Alison GoldfrappThe ethereal vocals of Alison Goldfrapp are hear for you aural pleasure.

Ooooh it’s here! It’s here !  The ethereal vocals of Alison Goldfrapp that can only mean  a new Goldfrapp album. Check out  the  trailer for the long awaited new Goldfrapp album Tales Of Us.  This has been 2 years in the making and it is their most narrative, cinematic and intimate recording to date.

Goldfrapp have spent the last decade trying on different outfits, never really letting anything stick long enough to see if it was a good look. It’s a strategy that pays off as often as it turns out distracting: they’ve struck gold (the sensual disco of Supernature), they’ve fallen flat (2008’s snoozeworthy Seventh Tree), and they’ve stumbled admirably (the uneven 80s pastiche of Head First). But on Tales of Us, their sixth album, they return to the sound of the album that originally made them famous, 2000’s fantastically witchy Felt Mountain. Touching on that record’s folkier side and running with it, the new record is a delicate affair every bit as fragile as the romantic themes it obsesses over. And while it’s not a full back-to-2000 affair, some of the duo’s unique imagination is replaced with a traditionalism that feels incongruous with the rest of their career.

Tales of Us, two years in gestation, was recorded in the English countryside, and it sounds like it.

You can practically hear the fog rolling through the moonlit hills.
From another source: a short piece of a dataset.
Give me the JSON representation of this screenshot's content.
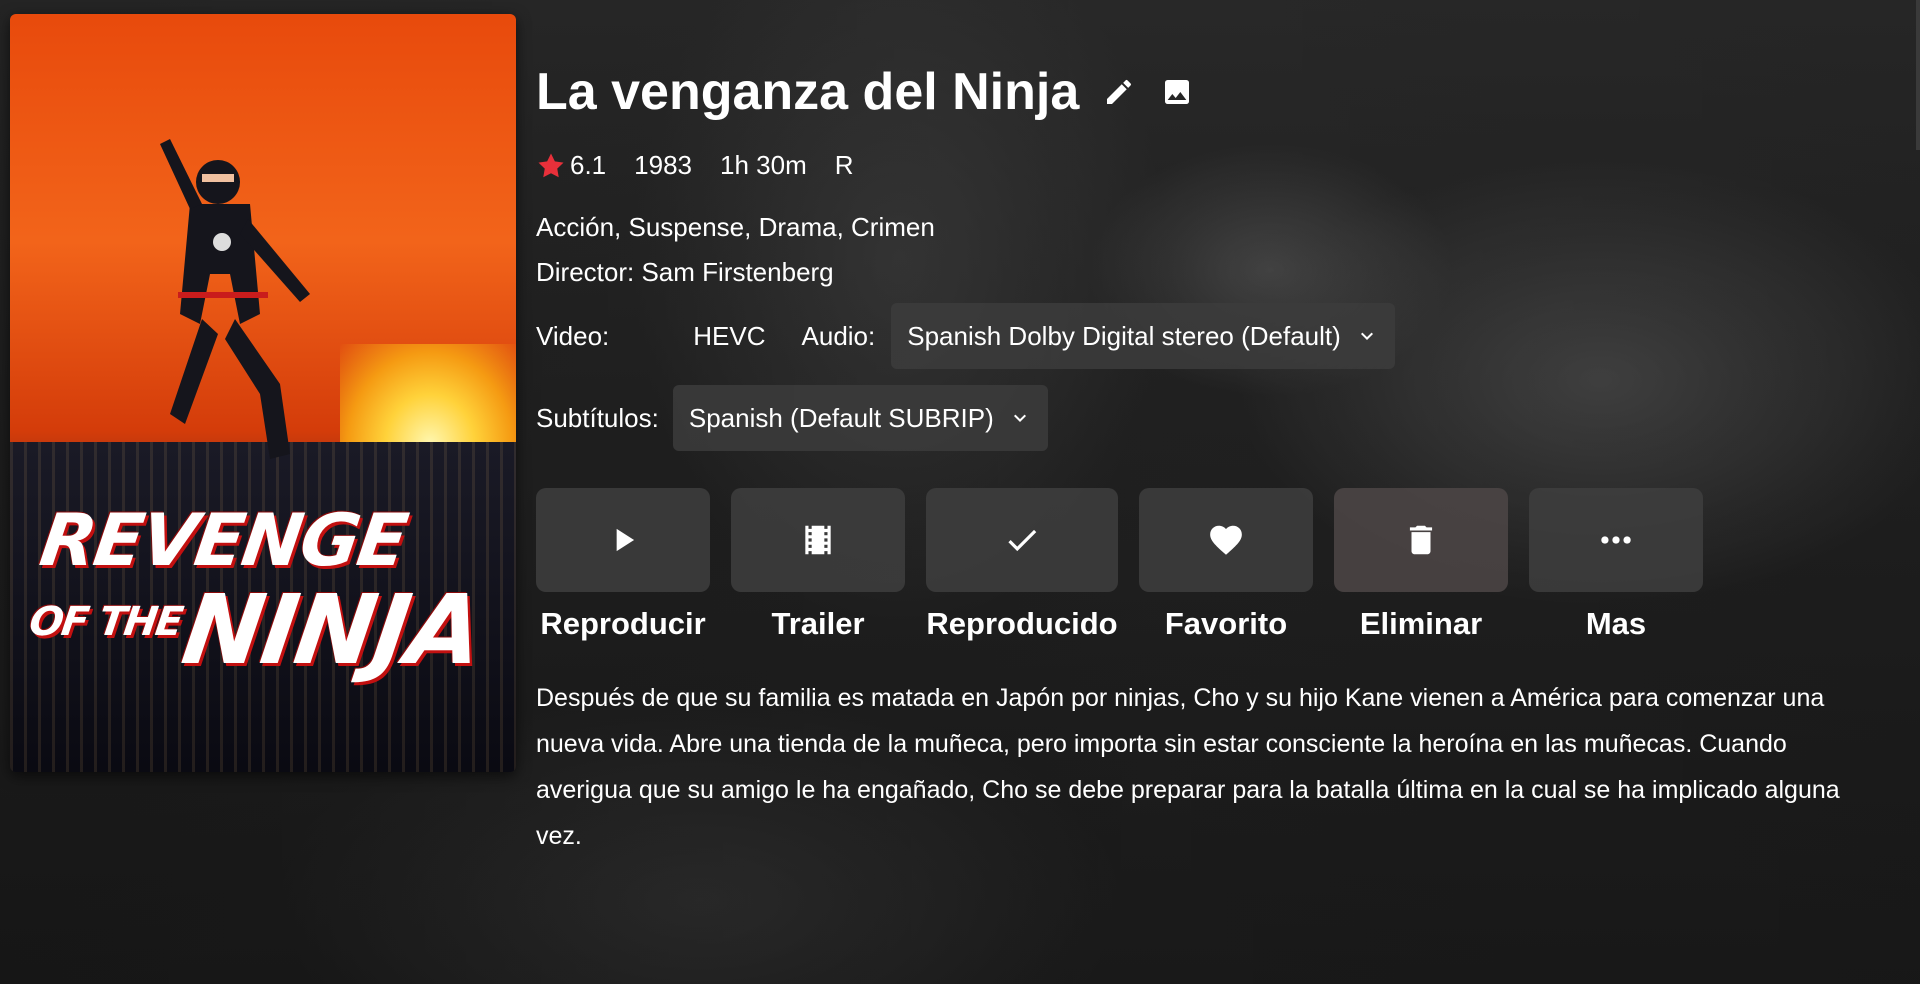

The album digs deep into an idealized concept of English folk, full of lilting melodies that could have been taken from ancient songs (or just a Renaissance fair) and production so subtle sometimes it feels like there’s nothing beyond acoustic guitar, some strings, and Alison Goldfrapp’s typically haunting vocals. When that formula works, it’s uncommonly haunting– second single “Annabel” has an icy mist hanging over it, and Goldfrapp proves more than effective in one of the more arresting moments on the album.

Her voice is more affected than it’s ever been on Tales of Us; she’s dead serious all the time. The sexuality of “Strict Machine” and the sly humour of “Rocket” are gone, and instead she intones with a cold and artificial mannerism, like she’s reading off a book of old plays. That mood isn’t lifted by the lyrics. Every song refers to a different character in some imagined universe, but the inherent melodrama is only exacerbated by the dead-serious delivery; it has all the emotional impact of a soap opera.

Of course, Goldfrapp have always been a band you could enjoy as much for aesthetics as lyrical content.

And Tales of Us is certainly pretty on its own terms, though the songs are bare bones and aren’t placid enough to achieve the attractive wintry drift of, say, Grouper. It’s not as if the LP doesn’t have its moments: on “Alvar,” subtle electronics turn the chorus into a gorgeous smear of melody, and on first single “Drew,” her anxious vocals are riveting, especially against the unsettling backdrop of quick, fingerpicked guitar and sweeping strings. These are glimpses of the typical Goldfrapp genius, but now they’re mere flashes rather than tangible entities.

Admittedly, with a few exceptions, it’s hard to find fault with many of these tracks. A few of them, like “Simone”, are simply unmemorable, but each one has its redeeming qualities. In fact, almost any of these songs would sound beautiful on their own, or make a perfect reflective interlude on any of the band’s previous albums. But presented as a whole, Tales of Us is a dreary blur of folky pretense– from a group that’s been through so many phases, one that lacks this much imagination is almost unforgivable. Diehard fans of Goldfrapp will no doubt find something to love here, but for the rest of us, it’s a thin record that doesn’t do much to prop up its skeletal frame.